These are more applicable to lesser systems of equations, and leads to a system that is equivalent to the original.

### Examples

- (2 × 2, the unique solution to which is )
- (2 × 3, solutions are
- (3 × 2, no solution that satisfies answers)

In examples 1 & 2, the systems were **consistent**, but since the solution set for 3 was empty, it is **inconsistent**

### 2 × 2 Systems

In general,

Plotting each equation yields a line.

- If a unique solution exists, it will be at the coordinates of the lines' intersection ({x_1}^0, {x_2}^0
- If empty solutions (inconsistent), both lines will be parallel
- If infinite solutions, both lines are the same line

### Equivalent Systems

Given 2 systems I and II, with potentially different number of equations but same number of unknowns ( and ), they are called **equivalent** if they share the same solution set.

(Prof's notation: )

Consider the following systems:

The two systems are equivalent because they both have unique solutions (-2, 3, 2)

Suppose we take two equations from a system and replace by , the original system and the new system are equivalent.
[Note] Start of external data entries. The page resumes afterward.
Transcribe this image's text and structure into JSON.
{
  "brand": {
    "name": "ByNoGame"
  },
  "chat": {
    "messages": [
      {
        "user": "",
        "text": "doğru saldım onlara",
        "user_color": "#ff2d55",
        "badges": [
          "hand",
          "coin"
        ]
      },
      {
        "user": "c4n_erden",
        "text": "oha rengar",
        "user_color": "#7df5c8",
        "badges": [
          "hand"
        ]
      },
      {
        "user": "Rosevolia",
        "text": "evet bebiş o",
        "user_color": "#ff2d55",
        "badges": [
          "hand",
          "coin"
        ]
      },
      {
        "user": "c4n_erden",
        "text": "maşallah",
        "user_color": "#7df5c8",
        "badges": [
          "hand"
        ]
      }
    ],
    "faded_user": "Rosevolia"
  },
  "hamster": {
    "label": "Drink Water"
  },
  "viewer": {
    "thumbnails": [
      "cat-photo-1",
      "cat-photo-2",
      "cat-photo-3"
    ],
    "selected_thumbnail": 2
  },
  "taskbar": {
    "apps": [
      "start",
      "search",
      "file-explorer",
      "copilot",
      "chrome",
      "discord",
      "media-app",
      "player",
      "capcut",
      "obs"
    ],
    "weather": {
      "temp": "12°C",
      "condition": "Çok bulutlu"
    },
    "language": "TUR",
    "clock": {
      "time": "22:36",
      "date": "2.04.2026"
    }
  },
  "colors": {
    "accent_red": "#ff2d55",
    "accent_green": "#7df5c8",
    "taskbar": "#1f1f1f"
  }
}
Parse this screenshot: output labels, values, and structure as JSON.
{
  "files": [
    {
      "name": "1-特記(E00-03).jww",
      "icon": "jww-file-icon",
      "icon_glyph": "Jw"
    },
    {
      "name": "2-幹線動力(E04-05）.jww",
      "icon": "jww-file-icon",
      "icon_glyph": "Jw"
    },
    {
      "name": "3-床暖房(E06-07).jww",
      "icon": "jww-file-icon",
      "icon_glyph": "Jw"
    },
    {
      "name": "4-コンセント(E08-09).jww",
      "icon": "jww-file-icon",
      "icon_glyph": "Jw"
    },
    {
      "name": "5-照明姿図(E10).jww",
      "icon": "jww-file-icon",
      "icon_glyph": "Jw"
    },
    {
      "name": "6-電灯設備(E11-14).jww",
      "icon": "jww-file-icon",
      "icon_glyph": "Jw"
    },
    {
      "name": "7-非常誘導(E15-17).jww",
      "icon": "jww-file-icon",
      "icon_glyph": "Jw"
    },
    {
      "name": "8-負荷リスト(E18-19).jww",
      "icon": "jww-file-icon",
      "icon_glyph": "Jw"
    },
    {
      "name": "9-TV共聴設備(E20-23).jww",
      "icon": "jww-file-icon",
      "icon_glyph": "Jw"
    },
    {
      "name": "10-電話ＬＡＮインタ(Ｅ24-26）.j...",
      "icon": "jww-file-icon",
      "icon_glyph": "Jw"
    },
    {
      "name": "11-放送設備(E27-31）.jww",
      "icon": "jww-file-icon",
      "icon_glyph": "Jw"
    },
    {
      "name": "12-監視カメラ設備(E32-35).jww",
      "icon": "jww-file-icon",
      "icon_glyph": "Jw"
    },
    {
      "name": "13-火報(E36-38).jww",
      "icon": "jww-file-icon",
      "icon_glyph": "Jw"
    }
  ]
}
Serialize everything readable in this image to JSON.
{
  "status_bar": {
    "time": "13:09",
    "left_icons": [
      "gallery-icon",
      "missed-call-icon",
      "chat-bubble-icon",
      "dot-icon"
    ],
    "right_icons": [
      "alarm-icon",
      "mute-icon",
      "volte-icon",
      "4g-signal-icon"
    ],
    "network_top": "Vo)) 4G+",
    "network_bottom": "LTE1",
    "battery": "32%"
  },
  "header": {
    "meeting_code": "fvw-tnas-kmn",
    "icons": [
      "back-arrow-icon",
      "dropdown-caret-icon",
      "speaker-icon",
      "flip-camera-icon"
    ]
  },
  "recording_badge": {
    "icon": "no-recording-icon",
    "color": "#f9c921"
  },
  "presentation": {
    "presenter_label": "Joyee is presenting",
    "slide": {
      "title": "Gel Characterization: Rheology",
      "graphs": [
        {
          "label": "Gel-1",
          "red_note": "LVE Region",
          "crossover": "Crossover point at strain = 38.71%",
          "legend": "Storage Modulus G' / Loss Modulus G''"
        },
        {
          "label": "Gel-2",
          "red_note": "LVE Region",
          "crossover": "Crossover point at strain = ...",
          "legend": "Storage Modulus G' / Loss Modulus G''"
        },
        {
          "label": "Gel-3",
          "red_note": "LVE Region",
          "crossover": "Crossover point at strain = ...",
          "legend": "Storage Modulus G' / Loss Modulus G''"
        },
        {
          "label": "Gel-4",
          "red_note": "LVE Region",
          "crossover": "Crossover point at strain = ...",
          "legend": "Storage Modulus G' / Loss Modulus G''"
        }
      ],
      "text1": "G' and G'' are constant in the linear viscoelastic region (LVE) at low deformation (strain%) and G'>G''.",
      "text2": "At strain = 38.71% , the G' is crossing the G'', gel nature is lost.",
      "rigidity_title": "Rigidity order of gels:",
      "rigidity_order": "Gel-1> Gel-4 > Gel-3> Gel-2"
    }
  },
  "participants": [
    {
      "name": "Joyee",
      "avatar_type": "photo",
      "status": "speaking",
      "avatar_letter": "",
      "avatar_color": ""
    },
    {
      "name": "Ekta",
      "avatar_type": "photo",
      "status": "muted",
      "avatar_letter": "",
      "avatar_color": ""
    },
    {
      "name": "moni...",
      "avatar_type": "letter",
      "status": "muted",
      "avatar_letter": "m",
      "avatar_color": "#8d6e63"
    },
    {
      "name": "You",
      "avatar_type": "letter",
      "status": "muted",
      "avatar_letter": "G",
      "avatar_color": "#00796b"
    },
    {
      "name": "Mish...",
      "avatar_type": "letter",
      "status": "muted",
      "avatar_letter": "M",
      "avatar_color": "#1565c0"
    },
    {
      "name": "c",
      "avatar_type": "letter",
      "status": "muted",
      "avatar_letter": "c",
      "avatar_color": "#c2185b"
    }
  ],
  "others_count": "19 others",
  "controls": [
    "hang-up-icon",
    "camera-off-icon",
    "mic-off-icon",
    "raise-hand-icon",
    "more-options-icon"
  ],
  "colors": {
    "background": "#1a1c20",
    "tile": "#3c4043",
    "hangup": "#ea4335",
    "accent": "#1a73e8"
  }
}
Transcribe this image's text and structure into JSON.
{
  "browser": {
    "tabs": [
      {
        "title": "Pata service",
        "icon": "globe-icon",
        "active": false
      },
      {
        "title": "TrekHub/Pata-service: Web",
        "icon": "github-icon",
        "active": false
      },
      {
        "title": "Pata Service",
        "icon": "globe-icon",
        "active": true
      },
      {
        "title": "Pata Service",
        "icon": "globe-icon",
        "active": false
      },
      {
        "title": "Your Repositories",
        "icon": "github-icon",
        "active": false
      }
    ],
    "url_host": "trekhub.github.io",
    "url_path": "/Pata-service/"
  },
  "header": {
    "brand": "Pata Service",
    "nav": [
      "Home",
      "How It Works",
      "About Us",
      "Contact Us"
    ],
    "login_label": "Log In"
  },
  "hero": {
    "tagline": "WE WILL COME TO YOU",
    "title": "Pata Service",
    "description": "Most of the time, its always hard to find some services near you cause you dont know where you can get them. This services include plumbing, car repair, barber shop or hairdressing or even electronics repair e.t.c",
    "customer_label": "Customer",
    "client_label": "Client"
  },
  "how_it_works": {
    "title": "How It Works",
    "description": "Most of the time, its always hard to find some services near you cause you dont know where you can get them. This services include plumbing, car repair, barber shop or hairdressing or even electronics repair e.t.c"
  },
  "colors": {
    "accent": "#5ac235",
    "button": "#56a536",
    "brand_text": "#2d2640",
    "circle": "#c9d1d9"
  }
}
The opposite direction also applies:

### Strict Triangular Form

Given a system of equations where , in ^{th} equation, the first variables/coefficient are all zero and the coefficient of is not 0

There is always a **unique solution** to a system of this form.

Solve the bottom 1-term equation, then plug that back into the previous equation, and continue **back-substitution** until all equations are satisfied.

Goal of rules is to reduce a system into strict triangular form:

Solution is (3,-2,4)

## Homework

Section 1.1: 1c, 2, 3, 5cd, 6ceh, 7, 8

Section 1.2: 3, 5egi, 8, 9